Lionel Logue is a quirky character in the story. From their very first session, Logue allows Bertie to see past his disorder. A relatively groundbreaking technique was used: Bertie recorded himself reading a passage of Hamlet, while listening to music on earphones. This well-placed distraction allowed him to hear himself give a stammer-free reading, thus digging up the hope he had buried away. Logue’s techniques were different from other therapists because they tackled the roots of the problems rather than the symptoms. Modern therapies for many disorders work on those same principles. In a world where treatments get more accessible and less personalised, it is imperative we remember where we come from.

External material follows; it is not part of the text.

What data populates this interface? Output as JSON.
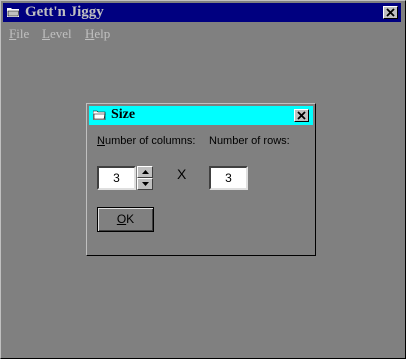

Especially in terms of disorders being visible in our society without the negative stigma that goes with them.
The Representation Machine
Representation in mainstream movies is no small feat. The fact that it took the depiction of a monarch to do so may be a little vexing in the grand scheme, but we must give credit where it is due. The biographical film outlines the life of George VI. He became King in 1936 when his older brother abdicated the throne. While being severely impaired by a stammer he had been trying to repair since childhood, he and his family are suddenly thrust into the limelight. What ensues is a story of difficulties due to the disorder and the publicity that it generated.
The Hollywood machine is what keeps the fire of entertainment burning. When adding a meaningful representation in a movie about something that is not so relatable (like the monarchy), we often find ourselves humanising the subjects and relating struggles back to our own lives. Especially while we see them struggle with real-life issues like stammering and tedious doctor visits. Representation is important because it makes people sentient about practical issues that we would have no access to otherwise.
On a perhaps more visionary note, I would actually like to see more real life stories on speech disorders and the therapy connected to it. Films like Anywhere But Here (1999) and The Miracle Worker (1962) do explore themes of speech and language therapy but the success that King’s Speech had is difficult to ignore. The film won four Oscars and a BAFTA Award along with plenty of other nominations. That level of exposure could have changed people's perceptions on speech disorders and moved us to a point of higher understanding.
Patience and Faith
Existing in a world with so much impatience, I truly believe that we need to learn from such hyperboles. Speech disorder or not, treating others with the respect we expect for ourselves should be an intrinsic way of life for any human being. Moving these fundamentals into practice, I hope to use the representation machine for good and inspire the people around me to do the same. The commercialisation of entertainment can definitely be a bad thing. The thing about films however, much like other forms of art, is that they are up for interpretation. We get to decide what happens after the credits roll and we get to decide what to do with the emotions we have felt, all while working on our empathy and patience.